Clare's Law should be made top priority
It is easy to understand the frustration of the mother of a young woman brutally murdered by her boyfriend at being unable to find out why he took her life.
Linda Brown went through the horror of finding her daughter's lifeless body in her home near Larne 13 years ago. She had been strangled and stabbed by her boyfriend David McCord.
Linda later wrote to him in prison requesting a meeting at which she planned to quiz him about what led to his murderous attack.
He refused, as was his right, and has since served his 11-year sentence for the crime.
Many will see his refusal to meet Ms Brown as an indicator of his callous and remorseless nature.
But Ms Brown is also angry that the authorities kept her in the dark about McCord's release from jail in a pre-release scheme in 2013 and was not told where he was living, making her fearful of bumping into him unexpectedly.
Not unnaturally, she feels that as far as feelings are concerned the dice are loaded in the offender's favour rather than towards those who suffer the consequences of his crime.
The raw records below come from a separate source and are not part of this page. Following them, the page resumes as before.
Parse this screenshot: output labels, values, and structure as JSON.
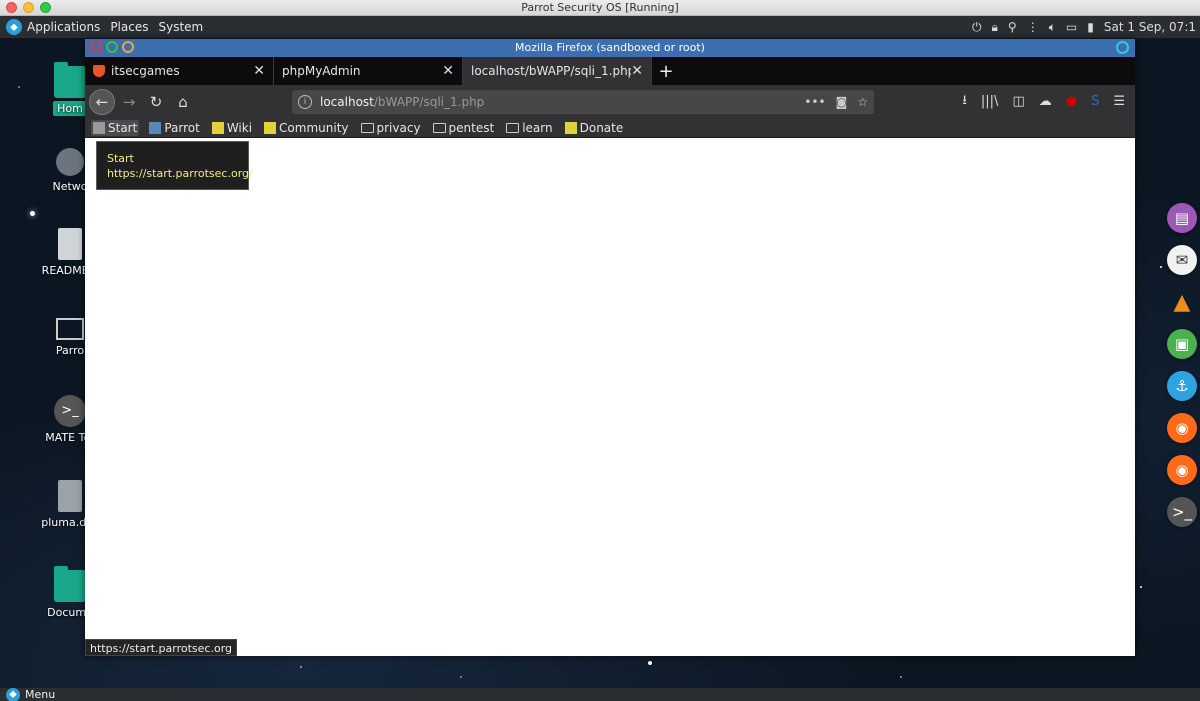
{
  "host": {
    "title": "Parrot Security OS [Running]"
  },
  "top_panel": {
    "menus": [
      "Applications",
      "Places",
      "System"
    ],
    "clock": "Sat  1 Sep, 07:1"
  },
  "desktop": {
    "icons": [
      "Hom",
      "Netwo",
      "README.li",
      "Parro",
      "MATE Ter",
      "pluma.des",
      "Docume"
    ]
  },
  "bottom_panel": {
    "menu_label": "Menu"
  },
  "firefox": {
    "window_title": "Mozilla Firefox (sandboxed or root)",
    "tabs": [
      {
        "label": "itsecgames",
        "active": false
      },
      {
        "label": "phpMyAdmin",
        "active": false
      },
      {
        "label": "localhost/bWAPP/sqli_1.php",
        "active": true
      }
    ],
    "url": {
      "host": "localhost",
      "path": "/bWAPP/sqli_1.php"
    },
    "bookmarks": [
      "Start",
      "Parrot",
      "Wiki",
      "Community",
      "privacy",
      "pentest",
      "learn",
      "Donate"
    ],
    "tooltip": {
      "title": "Start",
      "url": "https://start.parrotsec.org/"
    },
    "status_url": "https://start.parrotsec.org"
  },
  "colors": {
    "firefox_titlebar": "#3c6fb0",
    "tooltip_text": "#f3ec7a",
    "folder_teal": "#1aa88a"
  }
}
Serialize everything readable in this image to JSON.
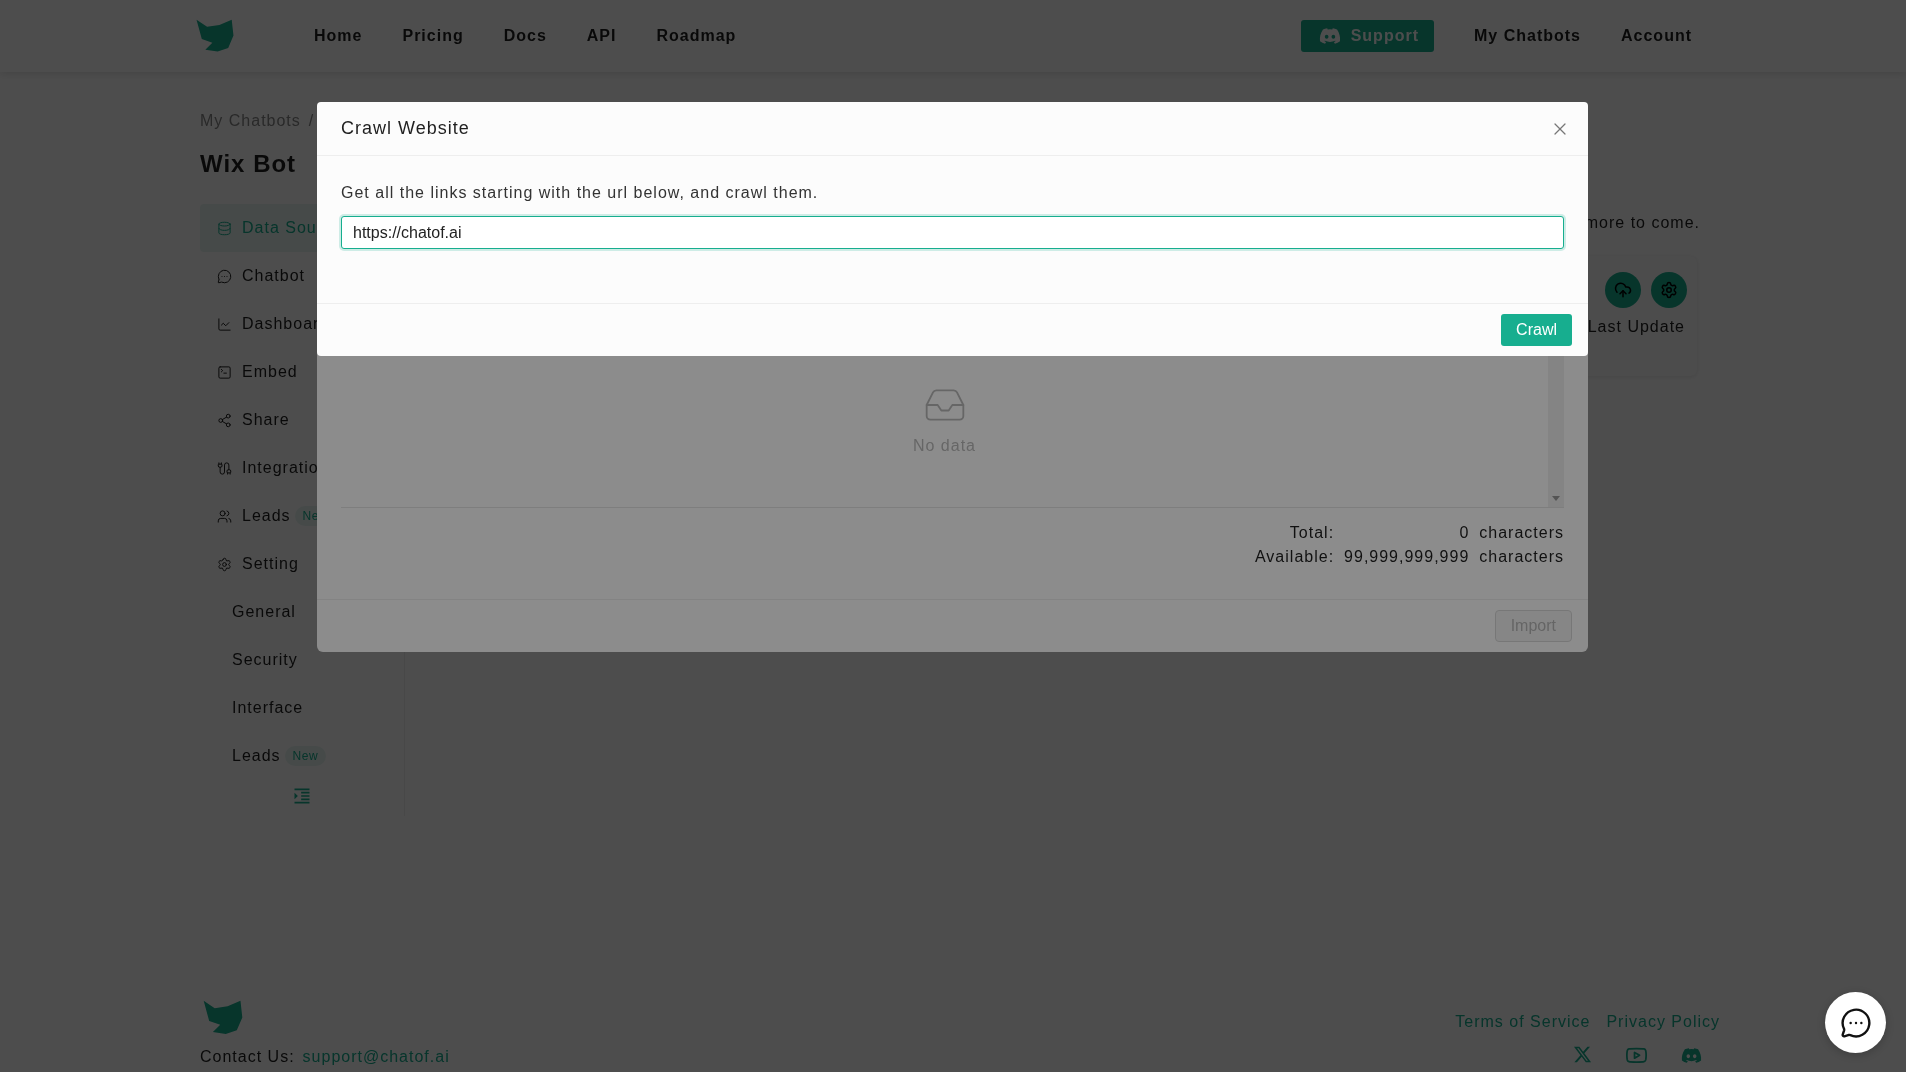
{
  "nav": {
    "links": [
      {
        "label": "Home"
      },
      {
        "label": "Pricing"
      },
      {
        "label": "Docs"
      },
      {
        "label": "API"
      },
      {
        "label": "Roadmap"
      }
    ],
    "support": "Support",
    "right_links": [
      {
        "label": "My Chatbots"
      },
      {
        "label": "Account"
      }
    ]
  },
  "breadcrumb": {
    "item": "My Chatbots",
    "separator": "/"
  },
  "title": "Wix Bot",
  "sidebar": {
    "items": [
      {
        "label": "Data Sou",
        "selected": true
      },
      {
        "label": "Chatbot",
        "selected": false
      },
      {
        "label": "Dashboar",
        "selected": false
      },
      {
        "label": "Embed",
        "selected": false
      },
      {
        "label": "Share",
        "selected": false
      },
      {
        "label": "Integratio",
        "selected": false
      },
      {
        "label": "Leads",
        "badge": "Ne",
        "selected": false
      },
      {
        "label": "Setting",
        "selected": false,
        "children": [
          {
            "label": "General",
            "selected": false
          },
          {
            "label": "Security",
            "selected": false
          },
          {
            "label": "Interface",
            "selected": false
          },
          {
            "label": "Leads",
            "badge": "New",
            "selected": false
          }
        ]
      }
    ]
  },
  "intro_text": "more to come.",
  "source_card": {
    "label": "Last Update"
  },
  "import_dialog": {
    "empty_text": "No data",
    "totals": [
      {
        "label": "Total:",
        "value": "0",
        "unit": "characters"
      },
      {
        "label": "Available:",
        "value": "99,999,999,999",
        "unit": "characters"
      }
    ],
    "import_button": {
      "label": "Import",
      "disabled": true
    }
  },
  "crawl_dialog": {
    "title": "Crawl Website",
    "description": "Get all the links starting with the url below, and crawl them.",
    "url_value": "https://chatof.ai",
    "crawl_button": "Crawl"
  },
  "footer": {
    "contact_label": "Contact Us:",
    "email": "support@chatof.ai",
    "links": [
      {
        "label": "Terms of Service"
      },
      {
        "label": "Privacy Policy"
      }
    ]
  }
}
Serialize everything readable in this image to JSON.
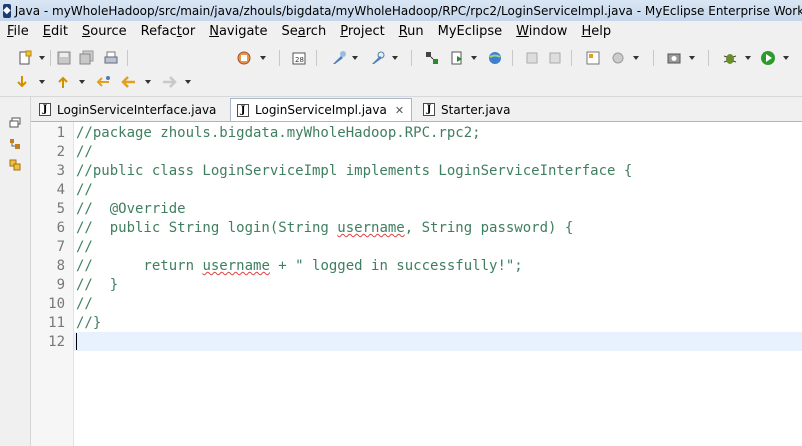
{
  "window": {
    "title": "Java - myWholeHadoop/src/main/java/zhouls/bigdata/myWholeHadoop/RPC/rpc2/LoginServiceImpl.java - MyEclipse Enterprise Workb"
  },
  "menu": {
    "items": [
      {
        "mnemonic": "F",
        "rest": "ile"
      },
      {
        "mnemonic": "E",
        "rest": "dit"
      },
      {
        "mnemonic": "S",
        "rest": "ource"
      },
      {
        "mnemonic": "",
        "rest": "Refac",
        "mnemonic2": "t",
        "rest2": "or"
      },
      {
        "mnemonic": "N",
        "rest": "avigate"
      },
      {
        "mnemonic": "",
        "rest": "Se",
        "mnemonic2": "a",
        "rest2": "rch"
      },
      {
        "mnemonic": "P",
        "rest": "roject"
      },
      {
        "mnemonic": "R",
        "rest": "un"
      },
      {
        "mnemonic": "",
        "rest": "MyEclipse"
      },
      {
        "mnemonic": "W",
        "rest": "indow"
      },
      {
        "mnemonic": "H",
        "rest": "elp"
      }
    ]
  },
  "tabs": [
    {
      "label": "LoginServiceInterface.java",
      "active": false
    },
    {
      "label": "LoginServiceImpl.java",
      "active": true,
      "close": "✕"
    },
    {
      "label": "Starter.java",
      "active": false
    }
  ],
  "editor": {
    "lines": [
      {
        "n": "1",
        "text": "//package zhouls.bigdata.myWholeHadoop.RPC.rpc2;"
      },
      {
        "n": "2",
        "text": "//"
      },
      {
        "n": "3",
        "text": "//public class LoginServiceImpl implements LoginServiceInterface {"
      },
      {
        "n": "4",
        "text": "//"
      },
      {
        "n": "5",
        "text": "//  @Override"
      },
      {
        "n": "6",
        "pre": "//  public String login(String ",
        "sq": "username",
        "post": ", String password) {"
      },
      {
        "n": "7",
        "text": "//"
      },
      {
        "n": "8",
        "pre": "//      return ",
        "sq": "username",
        "post": " + \" logged in successfully!\";"
      },
      {
        "n": "9",
        "text": "//  }"
      },
      {
        "n": "10",
        "text": "//"
      },
      {
        "n": "11",
        "text": "//}"
      },
      {
        "n": "12",
        "text": ""
      }
    ]
  },
  "colors": {
    "comment": "#3f7f5f",
    "line_number": "#787878",
    "current_line": "#e8f2fe"
  },
  "toolbar": {
    "icons": [
      "new-icon",
      "save-icon",
      "save-all-icon",
      "print-icon",
      "new-server-icon",
      "open-type-icon",
      "web-service-icon",
      "open-icon",
      "deploy-icon",
      "run-server-icon",
      "browser-icon",
      "back-icon",
      "forward-icon",
      "db-icon",
      "settings-icon",
      "camera-icon",
      "debug-icon",
      "run-icon",
      "external-tools-icon",
      "next-annotation-icon",
      "prev-annotation-icon",
      "last-edit-icon",
      "nav-back-icon",
      "nav-forward-icon"
    ]
  }
}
She was also not told that McCord was subsequently arrested and charged with assaulting a new girlfriend.
He was acquitted of that charge, but the jury had been unaware of his violent past.
Now Ms Brown has joined a campaign for new legislation to be passed in the province which could help protect women from domestic abuse and violence.
Known as Clare's Law, it allows women to find out if their partners have a violent or abusive past. Given the level of domestic abuse and violence in the province - police respond to one such incident ever 19 minutes - it is a measure that should be introduced here. Last year six murders in the province were classified as having a domestic violence link.
The legislation is already in use in England and Wales and was triggered 1,300 times. The old saying of being forewarned is forearmed rings true where this legislation is concerned.
Northern Ireland is seldom at the forefront of innovation, but it should be the duty of whoever becomes Justice Minister in the new Executive after the forthcoming election to make introducing this law a top priority. It would give women in particular the right to find out the violent or abusive history of their partners and judge if the relationship could place their lives in danger. What possible objection could there be to such a law?